Mark Twain wrote, “I am an old man and have known a great many troubles, but most of them never happened.” In other words, it’s often the trouble in our minds that cause us the most anguish. This conceit can be very true for those of us looking to downsize. We create so many stories about all the trouble that could happen when we downsize, that we fail to realize these troubles are often stories or easily surmounted challenges. We fail to realize that many people through the ages have lived happily with far less than we have, in spaces far smaller than we live in. And not only might a smaller home with less stuff not be awful, we might even like it.
That said, there are a number of oft-heard arguments that can present barriers to living a life with less space and stuff. We thought we’d present a few and ways you might deal with them.
Problem: “How many square feet is that?” Sometimes the hardest part of downsizing is talking about it. Most people can’t comprehend that living in a smaller space with less stuff could possibly be a choice. It’s something you do because you’re broke and have no better place to live.
Things become even more difficult when other people’s questioning becomes our own. We start thinking, “Are they right? Am I crazy? I need more space! I can’t live without my ______. What am I thinking?”

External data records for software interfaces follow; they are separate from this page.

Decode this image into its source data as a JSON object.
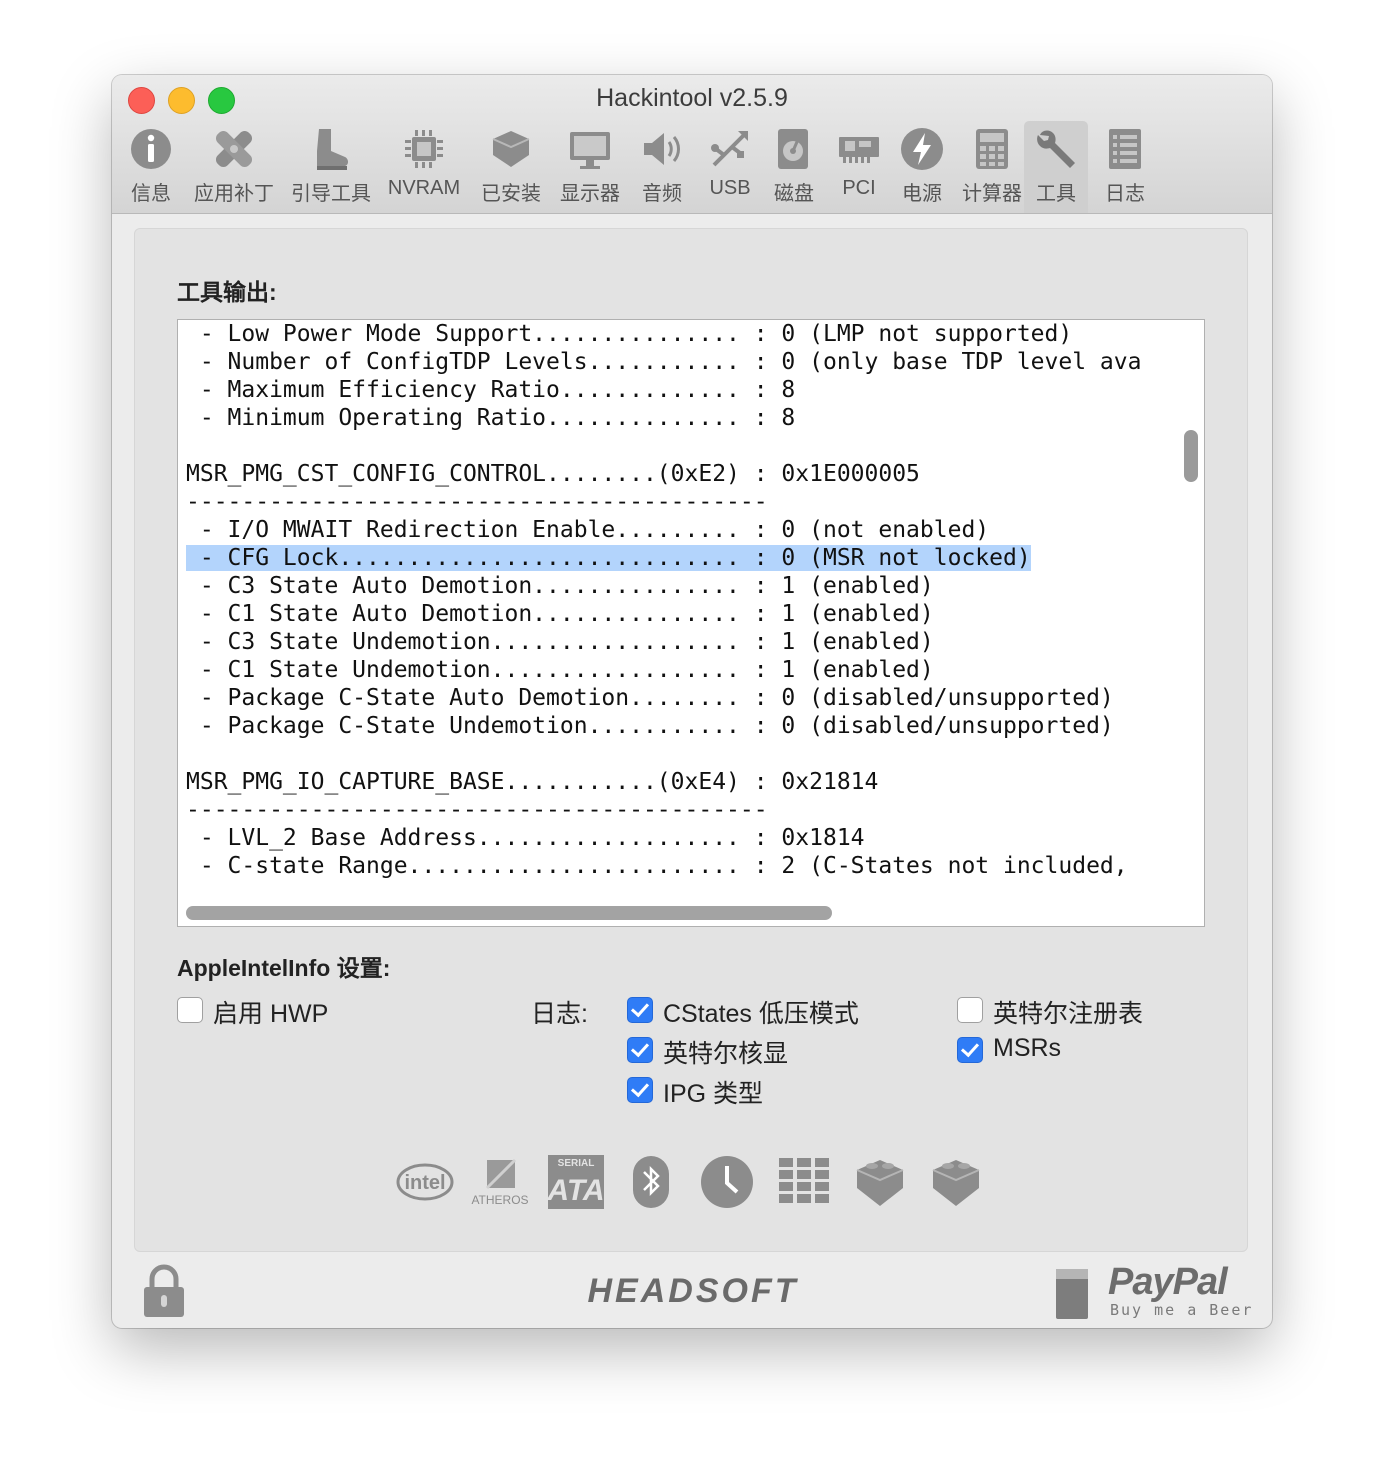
{
  "window": {
    "title": "Hackintool v2.5.9"
  },
  "toolbar": {
    "items": [
      {
        "label": "信息",
        "icon": "info-icon"
      },
      {
        "label": "应用补丁",
        "icon": "patch-icon"
      },
      {
        "label": "引导工具",
        "icon": "boot-icon"
      },
      {
        "label": "NVRAM",
        "icon": "chip-icon"
      },
      {
        "label": "已安装",
        "icon": "kext-icon"
      },
      {
        "label": "显示器",
        "icon": "display-icon"
      },
      {
        "label": "音频",
        "icon": "speaker-icon"
      },
      {
        "label": "USB",
        "icon": "usb-icon"
      },
      {
        "label": "磁盘",
        "icon": "disk-icon"
      },
      {
        "label": "PCI",
        "icon": "pci-icon"
      },
      {
        "label": "电源",
        "icon": "power-icon"
      },
      {
        "label": "计算器",
        "icon": "calculator-icon"
      },
      {
        "label": "工具",
        "icon": "wrench-icon"
      },
      {
        "label": "日志",
        "icon": "log-icon"
      }
    ],
    "active": "工具"
  },
  "tools": {
    "output_label": "工具输出:",
    "output_lines": [
      " - Low Power Mode Support............... : 0 (LMP not supported)",
      " - Number of ConfigTDP Levels........... : 0 (only base TDP level ava",
      " - Maximum Efficiency Ratio............. : 8",
      " - Minimum Operating Ratio.............. : 8",
      "",
      "MSR_PMG_CST_CONFIG_CONTROL........(0xE2) : 0x1E000005",
      "------------------------------------------",
      " - I/O MWAIT Redirection Enable......... : 0 (not enabled)",
      " - CFG Lock............................. : 0 (MSR not locked)",
      " - C3 State Auto Demotion............... : 1 (enabled)",
      " - C1 State Auto Demotion............... : 1 (enabled)",
      " - C3 State Undemotion.................. : 1 (enabled)",
      " - C1 State Undemotion.................. : 1 (enabled)",
      " - Package C-State Auto Demotion........ : 0 (disabled/unsupported)",
      " - Package C-State Undemotion........... : 0 (disabled/unsupported)",
      "",
      "MSR_PMG_IO_CAPTURE_BASE...........(0xE4) : 0x21814",
      "------------------------------------------",
      " - LVL_2 Base Address................... : 0x1814",
      " - C-state Range........................ : 2 (C-States not included,"
    ],
    "highlighted_line": 8
  },
  "settings": {
    "label": "AppleIntelInfo 设置:",
    "log_label": "日志:",
    "enable_hwp": {
      "label": "启用 HWP",
      "checked": false
    },
    "cstates_lfm": {
      "label": "CStates 低压模式",
      "checked": true
    },
    "intel_igpu": {
      "label": "英特尔核显",
      "checked": true
    },
    "ipg_type": {
      "label": "IPG 类型",
      "checked": true
    },
    "intel_registers": {
      "label": "英特尔注册表",
      "checked": false
    },
    "msrs": {
      "label": "MSRs",
      "checked": true
    }
  },
  "logos": [
    "intel-logo",
    "atheros-logo",
    "serial-ata-logo",
    "bluetooth-icon",
    "clock-icon",
    "grid-icon",
    "lego-brick-icon",
    "lego-brick-icon"
  ],
  "logo_text": {
    "intel": "intel",
    "atheros": "ATHEROS",
    "sata_top": "SERIAL",
    "sata_main": "ATA"
  },
  "footer": {
    "brand": "HEADSOFT",
    "paypal_title": "PayPal",
    "paypal_sub": "Buy me a Beer"
  },
  "colors": {
    "accent": "#2f7cf6",
    "highlight": "#b3d4fc",
    "close": "#fc5f57",
    "minimize": "#fdbc2e",
    "maximize": "#28c840"
  }
}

Solution: Don’t bring it up as an issue to people who might not understand. If you go on Tiny House chat board, people will admonish you for living in a space bigger than 250 sq ft. Most Europeans live in a fraction of the space Americans do. Not everyone has the same orientation to space, and to many (read: Americans) a small apartment or home doesn’t mean intentional downsizing, it means downgrading. Don’t get into it. Don’t mention square footage. Don’t get defensive if you do. Talk to friends who understand. Read this blog more. We support you. You’re making a choice that’s right for you!